Dynamics of macronutrient self-medication and illness-induced anorexia in virally infected insects.
Bottom Line: This 'self-medication' is typically considered to involve the consumption of toxins, minerals or secondary compounds.Infected individuals might also reduce food intake when infected (i.e. illness-induced anorexia).This was mostly due to a sharp decline in carbohydrate intake, rather than an increased intake of protein, reducing overall food intake, consistent with an illness-induced anorexic response.
Affiliation: Lancaster Environment Centre, Lancaster University, Lancaster, LA1 4YQ, UK.Show MeSH
Related in: MedlinePlus
Mentions: Larvae started to die from virus 4 days post-inoculation, and all larvae had either died or pupated by 10 days. Larval risk of death was affected by both viral inoculation (AFT model, treatment: = 82·30, P < 0·0001) and the relative protein content of the diet (diet, = 33·35, P < 0·0001). No other interactions were statistically significant.
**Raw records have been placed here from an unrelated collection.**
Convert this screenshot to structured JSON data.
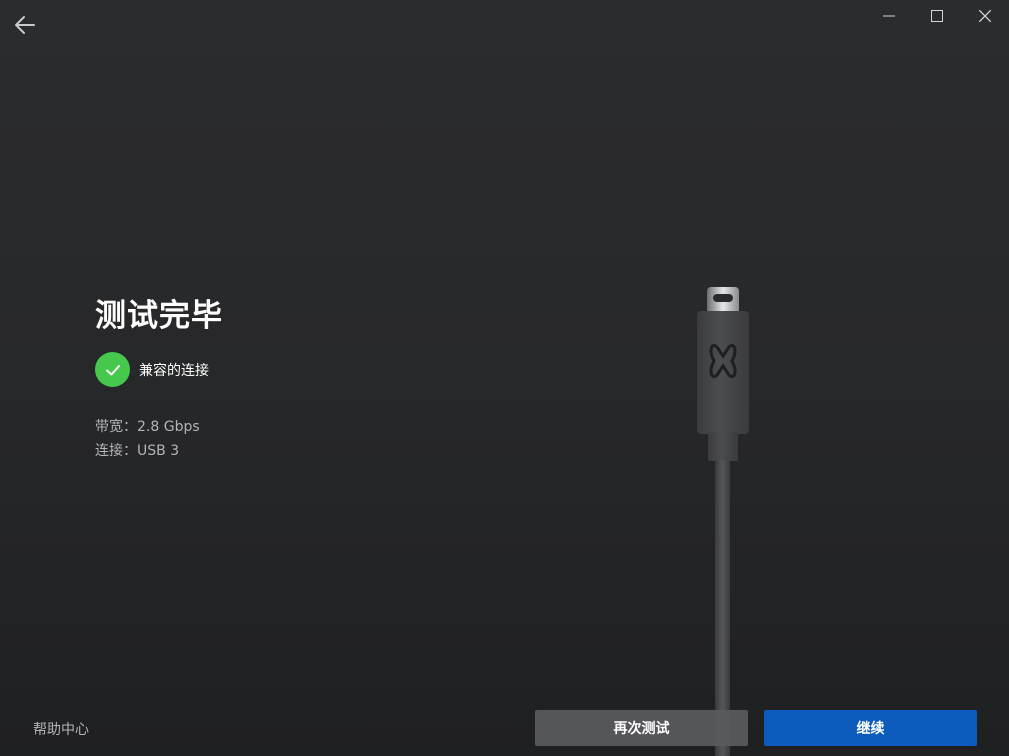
{
  "window": {
    "icons": {
      "back": "arrow-left-icon",
      "minimize": "minimize-icon",
      "maximize": "maximize-icon",
      "close": "close-icon"
    }
  },
  "main": {
    "title": "测试完毕",
    "status_icon": "check-circle-icon",
    "status_text": "兼容的连接",
    "bandwidth": "带宽：2.8 Gbps",
    "connection": "连接：USB 3"
  },
  "illustration": {
    "type": "usb-c-cable",
    "logo": "meta-logo"
  },
  "footer": {
    "help_label": "帮助中心",
    "retest_label": "再次测试",
    "continue_label": "继续"
  },
  "colors": {
    "background": "#27282a",
    "success": "#46c84d",
    "primary_button": "#0b5cbd",
    "secondary_button": "#5a5b5e",
    "muted_text": "#b3b4b6"
  }
}
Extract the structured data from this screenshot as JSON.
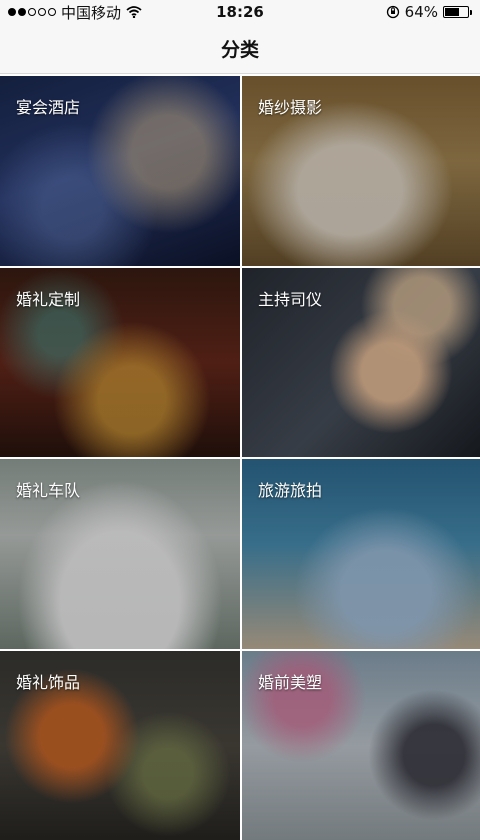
{
  "status_bar": {
    "carrier": "中国移动",
    "time": "18:26",
    "battery_percent": "64%",
    "battery_level": 0.64
  },
  "header": {
    "title": "分类"
  },
  "categories": [
    {
      "label": "宴会酒店",
      "icon": "banquet-hotel-image"
    },
    {
      "label": "婚纱摄影",
      "icon": "wedding-photography-image"
    },
    {
      "label": "婚礼定制",
      "icon": "wedding-customization-image"
    },
    {
      "label": "主持司仪",
      "icon": "emcee-image"
    },
    {
      "label": "婚礼车队",
      "icon": "wedding-car-image"
    },
    {
      "label": "旅游旅拍",
      "icon": "travel-photo-image"
    },
    {
      "label": "婚礼饰品",
      "icon": "wedding-decor-image"
    },
    {
      "label": "婚前美塑",
      "icon": "prewedding-beauty-image"
    }
  ]
}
As expected, larvae inoculated with NPV had substantially lower survival than those in the control group (mean survival: control = 98%, NPV-challenged = 54%; estimate ± SE = −0·40 ± 0·09; Fig. 1). Whereas survival in the non-challenged insects was uniformly high (>95%) across diet treatments, in the virus-challenged larvae, survival increased with the ratio of protein to carbohydrates (estimate ± SE = 0·60 ± 0·01; Fig. 1), such that on the most protein-rich diet (35: 7), 79% of the virally challenged larvae survived, compared to just 33% on the most protein-poor diet (7: 35).
Affiliation: Lancaster Environment Centre, Lancaster University, Lancaster, LA1 4YQ, UK.